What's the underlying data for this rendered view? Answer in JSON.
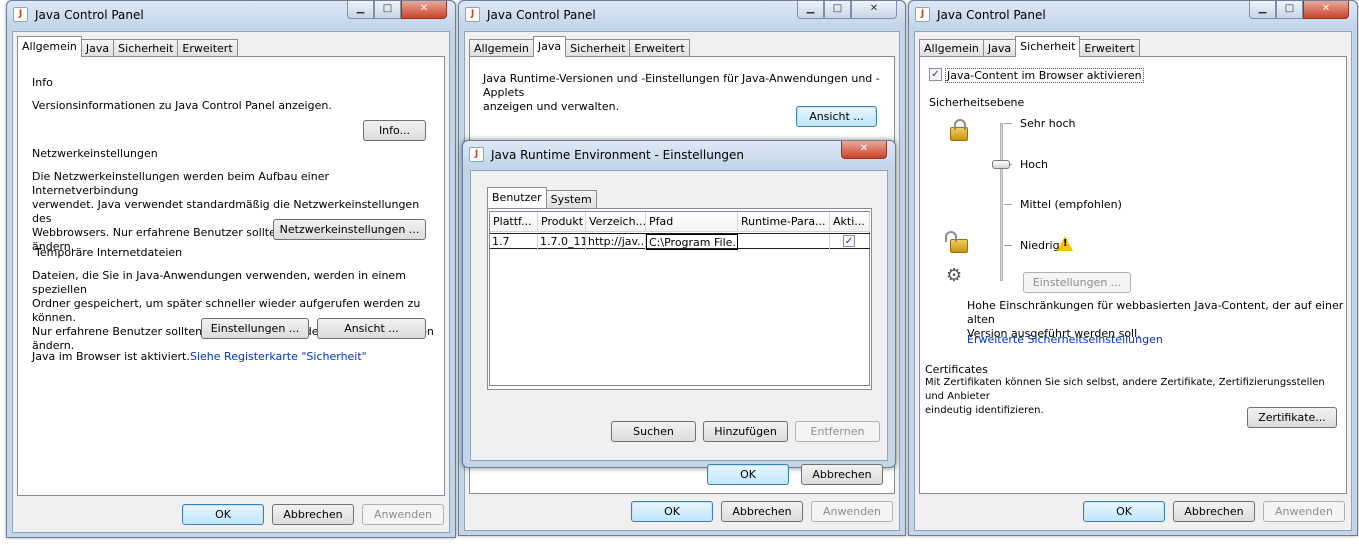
{
  "panel1": {
    "title": "Java Control Panel",
    "tabs": [
      "Allgemein",
      "Java",
      "Sicherheit",
      "Erweitert"
    ],
    "info_heading": "Info",
    "info_text": "Versionsinformationen zu Java Control Panel anzeigen.",
    "info_button": "Info...",
    "net_heading": "Netzwerkeinstellungen",
    "net_text": [
      "Die Netzwerkeinstellungen werden beim Aufbau einer Internetverbindung",
      "verwendet. Java verwendet standardmäßig die Netzwerkeinstellungen des",
      "Webbrowsers. Nur erfahrene Benutzer sollten diese Einstellungen ändern."
    ],
    "net_button": "Netzwerkeinstellungen ...",
    "temp_heading": "Temporäre Internetdateien",
    "temp_text": [
      "Dateien, die Sie in Java-Anwendungen verwenden, werden in einem speziellen",
      "Ordner gespeichert, um später schneller wieder aufgerufen werden zu können.",
      "Nur erfahrene Benutzer sollten Dateien löschen oder diese Einstellungen ändern."
    ],
    "settings_button": "Einstellungen ...",
    "view_button": "Ansicht ...",
    "browser_status": "Java im Browser ist aktiviert.",
    "browser_link": "Siehe Registerkarte \"Sicherheit\"",
    "ok": "OK",
    "cancel": "Abbrechen",
    "apply": "Anwenden"
  },
  "panel2": {
    "title": "Java Control Panel",
    "tabs": [
      "Allgemein",
      "Java",
      "Sicherheit",
      "Erweitert"
    ],
    "text": [
      "Java Runtime-Versionen und -Einstellungen für Java-Anwendungen und -Applets",
      "anzeigen und verwalten."
    ],
    "view_button": "Ansicht ...",
    "ok": "OK",
    "cancel": "Abbrechen",
    "apply": "Anwenden"
  },
  "jre_dialog": {
    "title": "Java Runtime Environment - Einstellungen",
    "tabs": [
      "Benutzer",
      "System"
    ],
    "columns": [
      "Plattf...",
      "Produkt",
      "Verzeich...",
      "Pfad",
      "Runtime-Para...",
      "Akti..."
    ],
    "row": {
      "platform": "1.7",
      "product": "1.7.0_11",
      "location": "http://jav...",
      "path": "C:\\Program File...",
      "params": "",
      "enabled": "✓"
    },
    "search": "Suchen",
    "add": "Hinzufügen",
    "remove": "Entfernen",
    "ok": "OK",
    "cancel": "Abbrechen"
  },
  "panel3": {
    "title": "Java Control Panel",
    "tabs": [
      "Allgemein",
      "Java",
      "Sicherheit",
      "Erweitert"
    ],
    "enable_label": "Java-Content im Browser aktivieren",
    "enable_check": "✓",
    "level_heading": "Sicherheitsebene",
    "levels": [
      "Sehr hoch",
      "Hoch",
      "Mittel (empfohlen)",
      "Niedrig"
    ],
    "warn_glyph": "!",
    "custom_button": "Einstellungen ...",
    "level_desc": [
      "Hohe Einschränkungen für webbasierten Java-Content, der auf einer alten",
      "Version ausgeführt werden soll."
    ],
    "advanced_link": "Erweiterte Sicherheitseinstellungen",
    "cert_heading": "Certificates",
    "cert_text": [
      "Mit Zertifikaten können Sie sich selbst, andere Zertifikate, Zertifizierungsstellen und Anbieter",
      "eindeutig identifizieren."
    ],
    "cert_button": "Zertifikate...",
    "ok": "OK",
    "cancel": "Abbrechen",
    "apply": "Anwenden"
  },
  "window_buttons": {
    "minimize": "▁",
    "maximize": "□",
    "close": "✕"
  },
  "app_icon_glyph": "J"
}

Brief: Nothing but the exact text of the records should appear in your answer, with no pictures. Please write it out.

Task response:
What's the underlying data for this rendered view? Answer in JSON.
{
  "panel1": {
    "title": "Java Control Panel",
    "tabs": [
      "Allgemein",
      "Java",
      "Sicherheit",
      "Erweitert"
    ],
    "info_heading": "Info",
    "info_text": "Versionsinformationen zu Java Control Panel anzeigen.",
    "info_button": "Info...",
    "net_heading": "Netzwerkeinstellungen",
    "net_text": [
      "Die Netzwerkeinstellungen werden beim Aufbau einer Internetverbindung",
      "verwendet. Java verwendet standardmäßig die Netzwerkeinstellungen des",
      "Webbrowsers. Nur erfahrene Benutzer sollten diese Einstellungen ändern."
    ],
    "net_button": "Netzwerkeinstellungen ...",
    "temp_heading": "Temporäre Internetdateien",
    "temp_text": [
      "Dateien, die Sie in Java-Anwendungen verwenden, werden in einem speziellen",
      "Ordner gespeichert, um später schneller wieder aufgerufen werden zu können.",
      "Nur erfahrene Benutzer sollten Dateien löschen oder diese Einstellungen ändern."
    ],
    "settings_button": "Einstellungen ...",
    "view_button": "Ansicht ...",
    "browser_status": "Java im Browser ist aktiviert.",
    "browser_link": "Siehe Registerkarte \"Sicherheit\"",
    "ok": "OK",
    "cancel": "Abbrechen",
    "apply": "Anwenden"
  },
  "panel2": {
    "title": "Java Control Panel",
    "tabs": [
      "Allgemein",
      "Java",
      "Sicherheit",
      "Erweitert"
    ],
    "text": [
      "Java Runtime-Versionen und -Einstellungen für Java-Anwendungen und -Applets",
      "anzeigen und verwalten."
    ],
    "view_button": "Ansicht ...",
    "ok": "OK",
    "cancel": "Abbrechen",
    "apply": "Anwenden"
  },
  "jre_dialog": {
    "title": "Java Runtime Environment - Einstellungen",
    "tabs": [
      "Benutzer",
      "System"
    ],
    "columns": [
      "Plattf...",
      "Produkt",
      "Verzeich...",
      "Pfad",
      "Runtime-Para...",
      "Akti..."
    ],
    "row": {
      "platform": "1.7",
      "product": "1.7.0_11",
      "location": "http://jav...",
      "path": "C:\\Program File...",
      "params": "",
      "enabled": "✓"
    },
    "search": "Suchen",
    "add": "Hinzufügen",
    "remove": "Entfernen",
    "ok": "OK",
    "cancel": "Abbrechen"
  },
  "panel3": {
    "title": "Java Control Panel",
    "tabs": [
      "Allgemein",
      "Java",
      "Sicherheit",
      "Erweitert"
    ],
    "enable_label": "Java-Content im Browser aktivieren",
    "enable_check": "✓",
    "level_heading": "Sicherheitsebene",
    "levels": [
      "Sehr hoch",
      "Hoch",
      "Mittel (empfohlen)",
      "Niedrig"
    ],
    "warn_glyph": "!",
    "custom_button": "Einstellungen ...",
    "level_desc": [
      "Hohe Einschränkungen für webbasierten Java-Content, der auf einer alten",
      "Version ausgeführt werden soll."
    ],
    "advanced_link": "Erweiterte Sicherheitseinstellungen",
    "cert_heading": "Certificates",
    "cert_text": [
      "Mit Zertifikaten können Sie sich selbst, andere Zertifikate, Zertifizierungsstellen und Anbieter",
      "eindeutig identifizieren."
    ],
    "cert_button": "Zertifikate...",
    "ok": "OK",
    "cancel": "Abbrechen",
    "apply": "Anwenden"
  },
  "window_buttons": {
    "minimize": "▁",
    "maximize": "□",
    "close": "✕"
  },
  "app_icon_glyph": "J"
}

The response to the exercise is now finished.